▶ _Web page and app entries_
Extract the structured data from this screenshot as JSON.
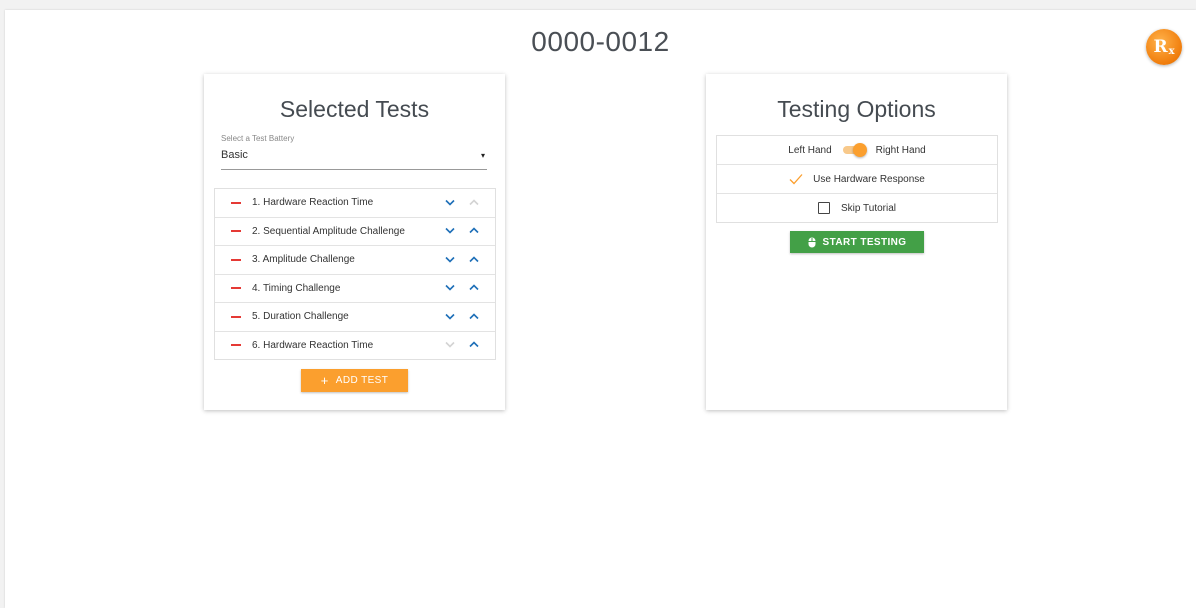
{
  "header": {
    "title": "0000-0012",
    "logo_text": "R",
    "logo_sub": "x"
  },
  "colors": {
    "orange": "#fb9f2e",
    "green": "#43a047",
    "red": "#e53935",
    "blue": "#1e6fb8"
  },
  "selected_tests": {
    "title": "Selected Tests",
    "battery_label": "Select a Test Battery",
    "battery_value": "Basic",
    "caret": "▾",
    "items": [
      {
        "label": "1. Hardware Reaction Time",
        "down_enabled": true,
        "up_enabled": false
      },
      {
        "label": "2. Sequential Amplitude Challenge",
        "down_enabled": true,
        "up_enabled": true
      },
      {
        "label": "3. Amplitude Challenge",
        "down_enabled": true,
        "up_enabled": true
      },
      {
        "label": "4. Timing Challenge",
        "down_enabled": true,
        "up_enabled": true
      },
      {
        "label": "5. Duration Challenge",
        "down_enabled": true,
        "up_enabled": true
      },
      {
        "label": "6. Hardware Reaction Time",
        "down_enabled": false,
        "up_enabled": true
      }
    ],
    "add_icon": "+",
    "add_label": "ADD TEST"
  },
  "testing_options": {
    "title": "Testing Options",
    "left_hand_label": "Left Hand",
    "right_hand_label": "Right Hand",
    "hand_selected": "Right Hand",
    "hardware_response_label": "Use Hardware Response",
    "hardware_response_checked": true,
    "skip_tutorial_label": "Skip Tutorial",
    "skip_tutorial_checked": false,
    "start_label": "START TESTING"
  },
  "icons": {
    "remove": "minus-icon",
    "move_down": "chevron-down-icon",
    "move_up": "chevron-up-icon",
    "start": "mouse-icon",
    "check": "check-icon"
  }
}
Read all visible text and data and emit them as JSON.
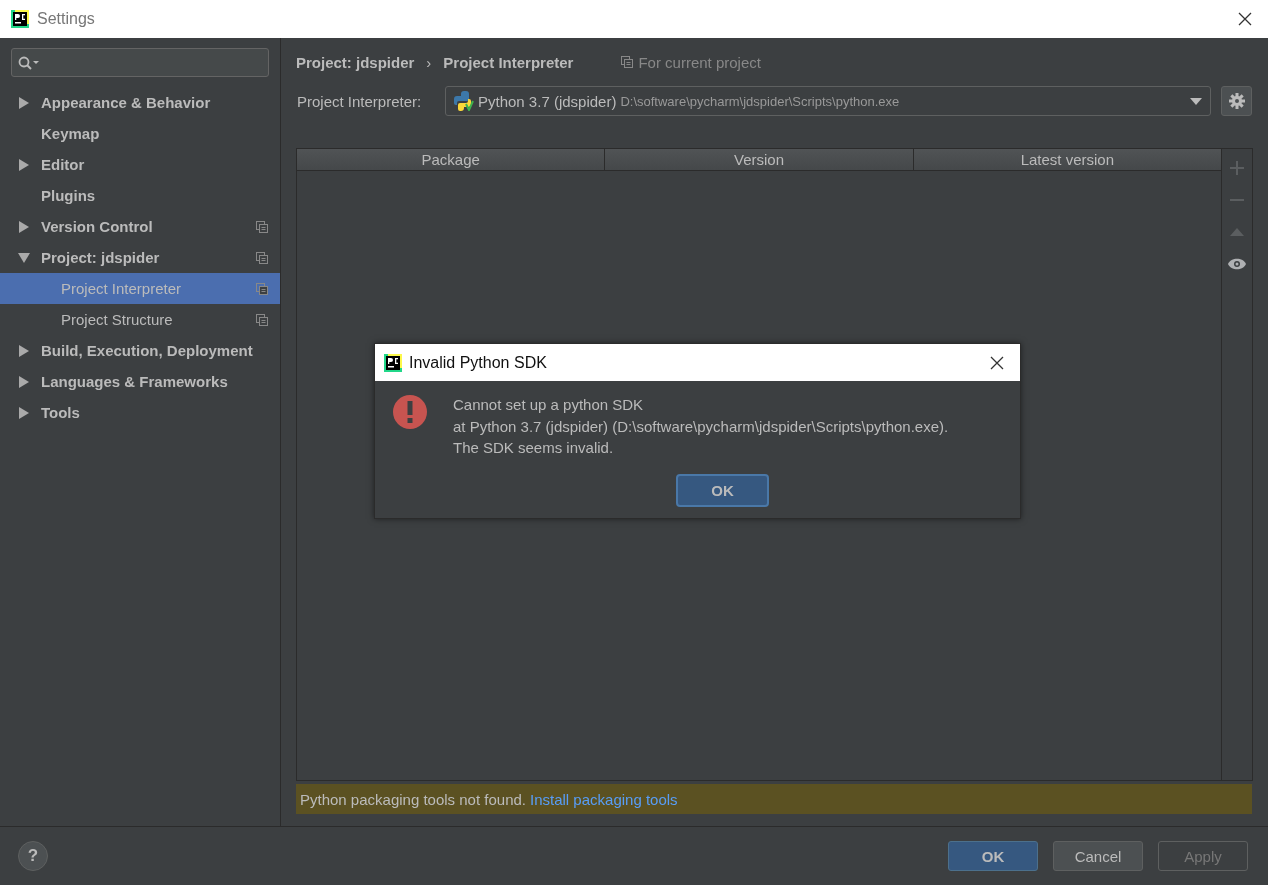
{
  "window": {
    "title": "Settings"
  },
  "sidebar": {
    "items": [
      {
        "label": "Appearance & Behavior",
        "kind": "group",
        "expanded": false,
        "selected": false,
        "per_project": false
      },
      {
        "label": "Keymap",
        "kind": "leaf",
        "selected": false,
        "per_project": false
      },
      {
        "label": "Editor",
        "kind": "group",
        "expanded": false,
        "selected": false,
        "per_project": false
      },
      {
        "label": "Plugins",
        "kind": "leaf",
        "selected": false,
        "per_project": false
      },
      {
        "label": "Version Control",
        "kind": "group",
        "expanded": false,
        "selected": false,
        "per_project": true
      },
      {
        "label": "Project: jdspider",
        "kind": "group",
        "expanded": true,
        "selected": false,
        "per_project": true,
        "children": [
          {
            "label": "Project Interpreter",
            "selected": true,
            "per_project": true
          },
          {
            "label": "Project Structure",
            "selected": false,
            "per_project": true
          }
        ]
      },
      {
        "label": "Build, Execution, Deployment",
        "kind": "group",
        "expanded": false,
        "selected": false,
        "per_project": false
      },
      {
        "label": "Languages & Frameworks",
        "kind": "group",
        "expanded": false,
        "selected": false,
        "per_project": false
      },
      {
        "label": "Tools",
        "kind": "group",
        "expanded": false,
        "selected": false,
        "per_project": false
      }
    ]
  },
  "breadcrumb": [
    "Project: jdspider",
    "Project Interpreter"
  ],
  "breadcrumb_separator": "›",
  "scope_note": "For current project",
  "interpreter": {
    "label": "Project Interpreter:",
    "name": "Python 3.7 (jdspider)",
    "path": "D:\\software\\pycharm\\jdspider\\Scripts\\python.exe"
  },
  "table": {
    "columns": [
      "Package",
      "Version",
      "Latest version"
    ]
  },
  "table_tools": [
    {
      "kind": "add",
      "disabled": true
    },
    {
      "kind": "remove",
      "disabled": true
    },
    {
      "kind": "up",
      "disabled": true
    },
    {
      "kind": "show",
      "disabled": false
    }
  ],
  "warning": {
    "text": "Python packaging tools not found.",
    "link": "Install packaging tools"
  },
  "buttons": [
    {
      "label": "OK",
      "default": true,
      "disabled": false
    },
    {
      "label": "Cancel",
      "default": false,
      "disabled": false
    },
    {
      "label": "Apply",
      "default": false,
      "disabled": true
    }
  ],
  "help": "?",
  "dialog": {
    "title": "Invalid Python SDK",
    "lines": [
      "Cannot set up a python SDK",
      "at Python 3.7 (jdspider) (D:\\software\\pycharm\\jdspider\\Scripts\\python.exe).",
      "The SDK seems invalid."
    ],
    "button": "OK"
  }
}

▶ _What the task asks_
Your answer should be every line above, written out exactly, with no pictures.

▶ _Answer to this task_
Extract the structured data from this screenshot as JSON.
{
  "header": {
    "title": "0000-0012",
    "logo_text": "R",
    "logo_sub": "x"
  },
  "colors": {
    "orange": "#fb9f2e",
    "green": "#43a047",
    "red": "#e53935",
    "blue": "#1e6fb8"
  },
  "selected_tests": {
    "title": "Selected Tests",
    "battery_label": "Select a Test Battery",
    "battery_value": "Basic",
    "caret": "▾",
    "items": [
      {
        "label": "1. Hardware Reaction Time",
        "down_enabled": true,
        "up_enabled": false
      },
      {
        "label": "2. Sequential Amplitude Challenge",
        "down_enabled": true,
        "up_enabled": true
      },
      {
        "label": "3. Amplitude Challenge",
        "down_enabled": true,
        "up_enabled": true
      },
      {
        "label": "4. Timing Challenge",
        "down_enabled": true,
        "up_enabled": true
      },
      {
        "label": "5. Duration Challenge",
        "down_enabled": true,
        "up_enabled": true
      },
      {
        "label": "6. Hardware Reaction Time",
        "down_enabled": false,
        "up_enabled": true
      }
    ],
    "add_icon": "+",
    "add_label": "ADD TEST"
  },
  "testing_options": {
    "title": "Testing Options",
    "left_hand_label": "Left Hand",
    "right_hand_label": "Right Hand",
    "hand_selected": "Right Hand",
    "hardware_response_label": "Use Hardware Response",
    "hardware_response_checked": true,
    "skip_tutorial_label": "Skip Tutorial",
    "skip_tutorial_checked": false,
    "start_label": "START TESTING"
  },
  "icons": {
    "remove": "minus-icon",
    "move_down": "chevron-down-icon",
    "move_up": "chevron-up-icon",
    "start": "mouse-icon",
    "check": "check-icon"
  }
}
Read all visible text and data and emit them as JSON.
{
  "window": {
    "title": "Settings"
  },
  "sidebar": {
    "items": [
      {
        "label": "Appearance & Behavior",
        "kind": "group",
        "expanded": false,
        "selected": false,
        "per_project": false
      },
      {
        "label": "Keymap",
        "kind": "leaf",
        "selected": false,
        "per_project": false
      },
      {
        "label": "Editor",
        "kind": "group",
        "expanded": false,
        "selected": false,
        "per_project": false
      },
      {
        "label": "Plugins",
        "kind": "leaf",
        "selected": false,
        "per_project": false
      },
      {
        "label": "Version Control",
        "kind": "group",
        "expanded": false,
        "selected": false,
        "per_project": true
      },
      {
        "label": "Project: jdspider",
        "kind": "group",
        "expanded": true,
        "selected": false,
        "per_project": true,
        "children": [
          {
            "label": "Project Interpreter",
            "selected": true,
            "per_project": true
          },
          {
            "label": "Project Structure",
            "selected": false,
            "per_project": true
          }
        ]
      },
      {
        "label": "Build, Execution, Deployment",
        "kind": "group",
        "expanded": false,
        "selected": false,
        "per_project": false
      },
      {
        "label": "Languages & Frameworks",
        "kind": "group",
        "expanded": false,
        "selected": false,
        "per_project": false
      },
      {
        "label": "Tools",
        "kind": "group",
        "expanded": false,
        "selected": false,
        "per_project": false
      }
    ]
  },
  "breadcrumb": [
    "Project: jdspider",
    "Project Interpreter"
  ],
  "breadcrumb_separator": "›",
  "scope_note": "For current project",
  "interpreter": {
    "label": "Project Interpreter:",
    "name": "Python 3.7 (jdspider)",
    "path": "D:\\software\\pycharm\\jdspider\\Scripts\\python.exe"
  },
  "table": {
    "columns": [
      "Package",
      "Version",
      "Latest version"
    ]
  },
  "table_tools": [
    {
      "kind": "add",
      "disabled": true
    },
    {
      "kind": "remove",
      "disabled": true
    },
    {
      "kind": "up",
      "disabled": true
    },
    {
      "kind": "show",
      "disabled": false
    }
  ],
  "warning": {
    "text": "Python packaging tools not found.",
    "link": "Install packaging tools"
  },
  "buttons": [
    {
      "label": "OK",
      "default": true,
      "disabled": false
    },
    {
      "label": "Cancel",
      "default": false,
      "disabled": false
    },
    {
      "label": "Apply",
      "default": false,
      "disabled": true
    }
  ],
  "help": "?",
  "dialog": {
    "title": "Invalid Python SDK",
    "lines": [
      "Cannot set up a python SDK",
      "at Python 3.7 (jdspider) (D:\\software\\pycharm\\jdspider\\Scripts\\python.exe).",
      "The SDK seems invalid."
    ],
    "button": "OK"
  }
}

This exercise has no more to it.